Vic Wright is a sculptor from North West England. She studied Fine Art at the University of Humberside and now works from her studio in Manchester, we visited Vic to learn more about her story and her work.
Tell us about of your creative journey in becoming a full-time sculptor.
After finishing my degree I moved to London. I planned to work part-time to support myself financially and continue with my work. I secured studio space in the Cockpit Studios in Deptford, and I got a job at Darbyshire Framers, (Darbyshire are the go-to framers for leading contemporary artists). As part of my role there, I got to visit the studios of artists such as Jenny Saville whose work I greatly admire. However, part-time turned into full-time and after 11 years, and starting a family, we decided to move back North, so I could to focus on my work full-time.

Vic Wright's studio

What other artists and sculptors do you admire and why?

 I really love the work for Rachel Whitehead, Barbara Hepworth, Eva Hesse and Louise Bourgeois. Subconsciously all my favourite artists and sculptors are women. This is surprising as only 20% of all work shown in major galleries is by women. My mother is also a huge influence on me as at 40 (when I was 14) she went back to college to study, becoming an art lecturer and life drawing teacher. 


What inspires your work?

I am influenced in how nature displays beauty in difference. I want to capture the differences between contrasting elements, to create a visual language between materials. My work evokes the natural world, only amplified, distorted and moulded to give new context. I use industrial materials to create delicate tactile results, which is a common thread throughout my work. I love this contradiction.   

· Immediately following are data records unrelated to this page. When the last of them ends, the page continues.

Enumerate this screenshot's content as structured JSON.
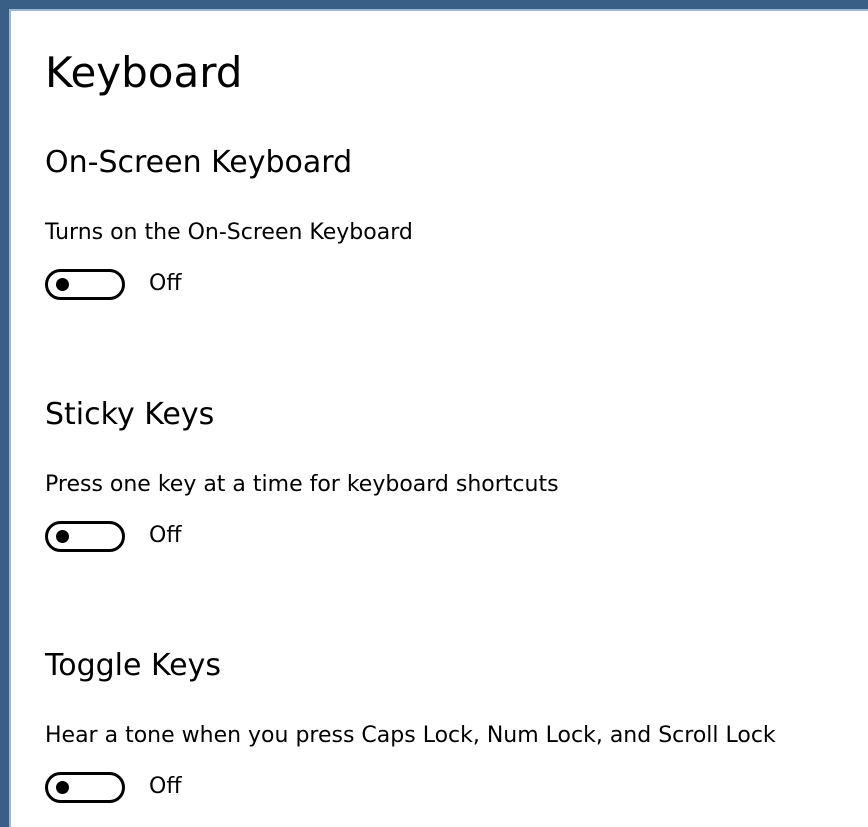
{
  "page": {
    "title": "Keyboard"
  },
  "sections": [
    {
      "heading": "On-Screen Keyboard",
      "description": "Turns on the On-Screen Keyboard",
      "toggle_state": "Off",
      "toggle_on": false
    },
    {
      "heading": "Sticky Keys",
      "description": "Press one key at a time for keyboard shortcuts",
      "toggle_state": "Off",
      "toggle_on": false
    },
    {
      "heading": "Toggle Keys",
      "description": "Hear a tone when you press Caps Lock, Num Lock, and Scroll Lock",
      "toggle_state": "Off",
      "toggle_on": false
    }
  ],
  "colors": {
    "frame_border": "#3a5f86",
    "background": "#ffffff",
    "text": "#000000"
  }
}
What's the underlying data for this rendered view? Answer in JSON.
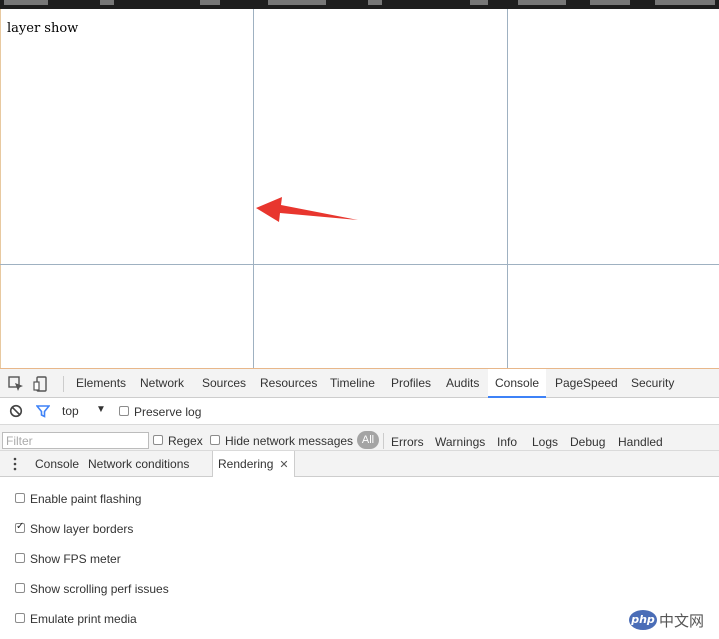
{
  "page": {
    "text": "layer show"
  },
  "devtools": {
    "tabs": [
      {
        "label": "Elements"
      },
      {
        "label": "Network"
      },
      {
        "label": "Sources"
      },
      {
        "label": "Resources"
      },
      {
        "label": "Timeline"
      },
      {
        "label": "Profiles"
      },
      {
        "label": "Audits"
      },
      {
        "label": "Console",
        "active": true
      },
      {
        "label": "PageSpeed"
      },
      {
        "label": "Security"
      }
    ],
    "console_toolbar": {
      "context": "top",
      "preserve_log_label": "Preserve log",
      "preserve_log_checked": false
    },
    "filter_bar": {
      "filter_placeholder": "Filter",
      "regex_label": "Regex",
      "hide_network_label": "Hide network messages",
      "all_label": "All",
      "levels": [
        "Errors",
        "Warnings",
        "Info",
        "Logs",
        "Debug",
        "Handled"
      ]
    },
    "drawer": {
      "tabs": [
        {
          "label": "Console"
        },
        {
          "label": "Network conditions"
        },
        {
          "label": "Rendering",
          "active": true,
          "closable": true
        }
      ],
      "close_glyph": "✕"
    },
    "rendering_options": [
      {
        "label": "Enable paint flashing",
        "checked": false
      },
      {
        "label": "Show layer borders",
        "checked": true
      },
      {
        "label": "Show FPS meter",
        "checked": false
      },
      {
        "label": "Show scrolling perf issues",
        "checked": false
      },
      {
        "label": "Emulate print media",
        "checked": false
      }
    ]
  },
  "watermark": {
    "logo": "php",
    "text": "中文网"
  },
  "colors": {
    "layer_border": "#9fb1c1",
    "arrow": "#e8362e",
    "active_tab_underline": "#3e82f7",
    "filter_icon": "#3e82f7"
  },
  "icons": {
    "inspect": "inspect-element-icon",
    "device": "device-mode-icon",
    "clear": "clear-console-icon",
    "filter": "filter-icon",
    "drawer_menu": "kebab-menu-icon"
  }
}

Tell us about your process.

Typically my work takes the form of casts. Using a base of fine casting cement, different materials such as metal powders and pigments are then added. When drying this results in different textures, colours and surfaces.

Any advice you'd give someone considering becoming a full time artist? 

Remember the creative part, making the work is only 50% of the job. Essentially you are running your own business which requires skills such as marketing, accounting, social media and SEO. Often creative businesses start up as a side hustle. I did lots of workshops and online courses to learn the "other" parts of my business, particularly on how to find and sell to my customers.

How do you want other people to feel about your work?

 I love feedback. I often work in solitude, so when my work gives people joy and they want it in their homes, I feel incredibly proud. So I guess I want to make people feel happy!

What's next?

 I'm always learning and developing my work, so essentially I just want to keep moving forward. I love what I do!